April 4th, 2012

shoe

From Wish to Goal

So, yesterday got a little interesting around here. We had two major storms hit the area simultaneously, in nearly parallel tracks, resulting in at least twelve tornadoes (though they're still getting the official count verified). I spent the afternoon watching the news coverage to see stuff like semi trailers flying through the air (that link is to a slide show of stills taken from the news helicopter footage, but there are links on the site to the video). Then it turned out that one of the storms was heading on a direct path to me, so I started making my disaster preparations. I moved the computer to the laundry hamper cabinet in the downstairs bathroom (the most likely spot to survive) and moved my old featherbed and some pillows into the downstairs bathroom to be ready to jump in the tub and pull the featherbed over me. Then I sat and watched the radar on TV with my cell phone, a flashlight and my Walkman with radio in my lap. The tornado in that storm apparently jumped back into the clouds a bit southwest of my area and didn't come back down until it was northeast of me, so I just got a lot of rain and some hail, but it made for a harrowing afternoon until all the storms had moved on. Miraculously, although there was a lot of damage, there were no deaths and no major injuries. As far as they can tell, only one person was taken to a hospital, and that was a baby who was in a house that was totally demolished, and they were checking her out as a precaution (but she just had bumps and bruises).

So, anyway, after all that excitement, a writing post.

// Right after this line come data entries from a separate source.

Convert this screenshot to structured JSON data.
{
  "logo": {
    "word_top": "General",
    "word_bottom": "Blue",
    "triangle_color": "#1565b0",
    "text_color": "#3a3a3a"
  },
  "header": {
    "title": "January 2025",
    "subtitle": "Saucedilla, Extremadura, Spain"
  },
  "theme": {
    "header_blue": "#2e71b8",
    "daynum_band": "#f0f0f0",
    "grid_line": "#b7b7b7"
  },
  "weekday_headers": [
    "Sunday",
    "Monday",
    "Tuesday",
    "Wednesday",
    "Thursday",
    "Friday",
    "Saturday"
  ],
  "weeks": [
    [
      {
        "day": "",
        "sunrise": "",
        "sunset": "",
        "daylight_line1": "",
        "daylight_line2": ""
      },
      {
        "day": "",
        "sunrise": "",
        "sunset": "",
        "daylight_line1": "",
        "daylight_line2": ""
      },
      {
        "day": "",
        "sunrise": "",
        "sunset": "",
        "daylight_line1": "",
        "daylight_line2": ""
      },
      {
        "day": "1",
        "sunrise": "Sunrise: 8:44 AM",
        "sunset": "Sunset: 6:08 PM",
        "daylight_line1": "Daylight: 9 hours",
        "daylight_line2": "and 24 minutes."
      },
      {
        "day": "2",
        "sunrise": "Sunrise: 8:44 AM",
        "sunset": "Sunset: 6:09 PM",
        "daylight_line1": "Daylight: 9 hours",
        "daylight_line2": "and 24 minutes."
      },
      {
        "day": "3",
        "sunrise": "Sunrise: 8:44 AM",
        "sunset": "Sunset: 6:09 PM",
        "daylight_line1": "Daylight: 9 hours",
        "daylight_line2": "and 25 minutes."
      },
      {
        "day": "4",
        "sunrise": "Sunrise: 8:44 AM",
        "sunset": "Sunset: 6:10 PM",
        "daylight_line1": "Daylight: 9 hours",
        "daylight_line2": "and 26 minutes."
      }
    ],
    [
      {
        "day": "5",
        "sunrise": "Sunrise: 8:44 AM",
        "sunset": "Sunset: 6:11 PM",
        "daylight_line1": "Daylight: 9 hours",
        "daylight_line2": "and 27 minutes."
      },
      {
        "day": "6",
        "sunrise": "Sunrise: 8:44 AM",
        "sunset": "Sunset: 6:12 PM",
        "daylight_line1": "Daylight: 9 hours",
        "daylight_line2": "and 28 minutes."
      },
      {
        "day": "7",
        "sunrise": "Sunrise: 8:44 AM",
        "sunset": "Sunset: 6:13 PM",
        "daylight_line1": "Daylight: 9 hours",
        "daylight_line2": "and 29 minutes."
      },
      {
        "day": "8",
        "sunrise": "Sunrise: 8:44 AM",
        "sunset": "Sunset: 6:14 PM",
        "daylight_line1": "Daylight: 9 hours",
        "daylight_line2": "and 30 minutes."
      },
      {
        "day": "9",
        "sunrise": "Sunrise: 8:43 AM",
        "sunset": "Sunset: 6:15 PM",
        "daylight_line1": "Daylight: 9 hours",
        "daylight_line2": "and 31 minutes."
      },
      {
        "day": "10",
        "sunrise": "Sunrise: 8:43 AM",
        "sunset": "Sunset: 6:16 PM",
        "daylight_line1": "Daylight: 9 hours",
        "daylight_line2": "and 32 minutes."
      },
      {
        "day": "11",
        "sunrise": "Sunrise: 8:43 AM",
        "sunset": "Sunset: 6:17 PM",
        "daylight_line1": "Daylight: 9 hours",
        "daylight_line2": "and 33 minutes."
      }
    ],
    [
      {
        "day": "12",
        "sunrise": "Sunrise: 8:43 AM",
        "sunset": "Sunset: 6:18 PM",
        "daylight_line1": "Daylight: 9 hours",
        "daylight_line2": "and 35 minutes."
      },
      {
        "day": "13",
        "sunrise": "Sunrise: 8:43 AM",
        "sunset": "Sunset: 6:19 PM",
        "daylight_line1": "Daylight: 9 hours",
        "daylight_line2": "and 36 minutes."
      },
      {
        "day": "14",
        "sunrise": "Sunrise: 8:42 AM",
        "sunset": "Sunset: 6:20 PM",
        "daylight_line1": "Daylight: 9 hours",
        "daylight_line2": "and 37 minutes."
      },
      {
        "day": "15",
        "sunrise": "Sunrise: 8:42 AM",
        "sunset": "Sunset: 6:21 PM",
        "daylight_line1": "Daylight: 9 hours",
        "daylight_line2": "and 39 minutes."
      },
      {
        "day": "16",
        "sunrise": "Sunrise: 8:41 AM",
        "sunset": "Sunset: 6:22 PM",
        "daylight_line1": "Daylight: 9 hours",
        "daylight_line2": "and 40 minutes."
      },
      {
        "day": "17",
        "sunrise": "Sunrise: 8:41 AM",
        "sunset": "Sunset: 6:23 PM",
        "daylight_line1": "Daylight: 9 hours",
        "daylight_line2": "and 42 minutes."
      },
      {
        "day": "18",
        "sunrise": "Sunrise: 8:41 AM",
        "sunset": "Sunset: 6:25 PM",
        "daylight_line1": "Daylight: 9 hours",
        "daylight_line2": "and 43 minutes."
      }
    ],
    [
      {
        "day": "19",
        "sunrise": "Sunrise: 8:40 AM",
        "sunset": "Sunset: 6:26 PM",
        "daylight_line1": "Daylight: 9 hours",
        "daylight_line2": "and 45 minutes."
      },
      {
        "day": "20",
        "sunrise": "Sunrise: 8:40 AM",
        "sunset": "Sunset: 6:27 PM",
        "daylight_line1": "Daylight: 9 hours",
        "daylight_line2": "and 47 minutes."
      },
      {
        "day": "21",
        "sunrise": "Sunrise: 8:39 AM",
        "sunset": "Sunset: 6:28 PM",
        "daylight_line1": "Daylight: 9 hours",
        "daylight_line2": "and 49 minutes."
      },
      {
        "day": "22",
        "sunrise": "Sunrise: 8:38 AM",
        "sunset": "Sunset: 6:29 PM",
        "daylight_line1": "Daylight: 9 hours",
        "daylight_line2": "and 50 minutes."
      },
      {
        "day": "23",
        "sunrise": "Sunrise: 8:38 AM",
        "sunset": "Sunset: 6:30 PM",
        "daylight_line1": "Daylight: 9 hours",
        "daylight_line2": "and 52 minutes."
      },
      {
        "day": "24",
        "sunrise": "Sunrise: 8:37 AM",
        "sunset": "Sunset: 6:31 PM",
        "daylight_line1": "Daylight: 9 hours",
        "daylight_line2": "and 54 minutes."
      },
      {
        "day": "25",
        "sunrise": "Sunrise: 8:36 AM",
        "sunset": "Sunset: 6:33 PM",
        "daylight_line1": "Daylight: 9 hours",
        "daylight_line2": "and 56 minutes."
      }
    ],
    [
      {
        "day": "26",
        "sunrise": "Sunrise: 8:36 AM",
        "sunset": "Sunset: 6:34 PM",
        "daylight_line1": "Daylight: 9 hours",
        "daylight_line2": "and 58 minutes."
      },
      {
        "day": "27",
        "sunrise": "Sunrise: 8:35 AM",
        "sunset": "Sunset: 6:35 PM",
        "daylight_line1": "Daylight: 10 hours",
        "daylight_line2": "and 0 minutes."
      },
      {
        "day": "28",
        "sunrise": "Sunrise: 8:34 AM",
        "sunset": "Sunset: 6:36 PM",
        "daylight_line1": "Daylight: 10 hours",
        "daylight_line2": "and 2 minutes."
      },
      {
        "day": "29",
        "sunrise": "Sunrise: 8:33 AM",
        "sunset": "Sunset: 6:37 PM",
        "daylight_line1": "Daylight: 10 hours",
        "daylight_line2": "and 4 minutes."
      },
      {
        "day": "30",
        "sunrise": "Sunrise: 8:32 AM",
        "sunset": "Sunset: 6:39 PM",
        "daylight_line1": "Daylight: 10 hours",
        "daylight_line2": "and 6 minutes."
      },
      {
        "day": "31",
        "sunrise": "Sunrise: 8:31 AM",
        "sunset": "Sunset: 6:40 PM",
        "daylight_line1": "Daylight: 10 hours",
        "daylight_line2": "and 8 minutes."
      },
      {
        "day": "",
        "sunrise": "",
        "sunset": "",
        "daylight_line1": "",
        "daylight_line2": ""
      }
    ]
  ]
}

Last time, I talked about how a character with a dream or a wish seems to hook readers into a story. In Hero's Journey terms, that would come in the "Ordinary World" segment, before the story really kicks off. It's part of the character's day-to-day existence to dream of something different or better. Then the "Call to Adventure" happens and the hero has to develop a goal. You could consider a goal a dream with some planning and action behind it. The story goal may not spring directly from the dream/wish, but there's generally some relationship to it. The funny thing is, when people are presented with the opportunity to go after their dream, they often resist, maybe because a dream is safe but a goal can be scary. It can be hard work or even dangerous, and once you try, there is the potential for failure. You don't fail in a dream or wish, but you can fail to achieve a goal. However, a wish doesn't make a story. You need a goal to have a story.

So, Cinderella may sing about a dream being a wish your heart makes, but it's just some vague wish about not being in her present awful circumstances. Then she learns about the ball and decides she wants to go. Now she has a goal. Fairy tales (and even the Disney movie versions) can be a bit vague as to the precise motivation, so we don't know for certain that Cinderella is thinking specifically that if she meets the prince and he falls in love with her, that could be her ticket out of her horrible life. It seems more like she just wants to get away for that one evening and not be the only girl in the entire kingdom who's not at the ball. Depending on the version of the story, she then starts to plan. In the Disney version, she makes her own ballgown, then has to rely on her fairy godmother when the wicked stepsisters destroy it. In some versions, the stepmother sets out a series of impossible tasks that she has to do before she can go, and she then gets her animal friends to help her. Now we have a story.

For an example of being not so thrilled at actually getting that vague wish, we have our old friend Luke Skywalker from Star Wars. He wants off his uncle's farm to go to some space academy, and he's so captivated by the idea of space battles that (in scenes deleted from the final film) he's become like the boy who cried wolf, so when he actually sees a space battle happening over his home world, no one will even look because they assume he's imagined it. This is a kid you know spends a lot of time imagining himself as a dashing space pilot doing battle against the evil Empire. And yet when Obi Wan asks him to come with him to help rescue the princess, which sounds like exactly what he's been wanting to do, he makes excuses for why he can't leave the farm -- he has responsibilities (those same responsibilities he was previously trying to shirk). We don't really get into his head to know why he resists, but one good reason may be that it's dangerous. He could get killed. There's also the possibility that he won't be as good in reality as he is in his dreams. Plus, it's not quite the same thing he was planning -- he wanted to go to the academy, taking it gradually, but Obi Wan wants him to jump in head-first. It's actually circumstances that force his hand. When his uncle and aunt are killed, he has no more excuses. Then he accepts the goal to rescue the princess, which later turns into the goal to destroy the Death Star.

Going a bit meta here, the same thing applies to writing. When you're an author, it seems like half the people you meet say they've always wanted to write a book or that they will write a book someday. Very few people actually do so. Even fewer finish it. Fewer than that take steps toward publication. For most people, it remains a wish or a dream -- they think about being a writer, maybe even imagine having booksignings or being on TV talk shows. In order to actually get a book published, you have to turn it into a goal and develop a plan. You have to write. You have to learn about your craft, whether from trial and error, from taking classes or from reading books about writing. You have to be willing to rewrite and revise. You have to take the risk of failure in submitting a book for publication or in putting a book out there electronically. While you're just dreaming, you can imagine being wildly successful. When you do it, there's always that chance that it won't work, which does sort of dampen the dream. Still, what's better, knowing you tried or never moving beyond a wish?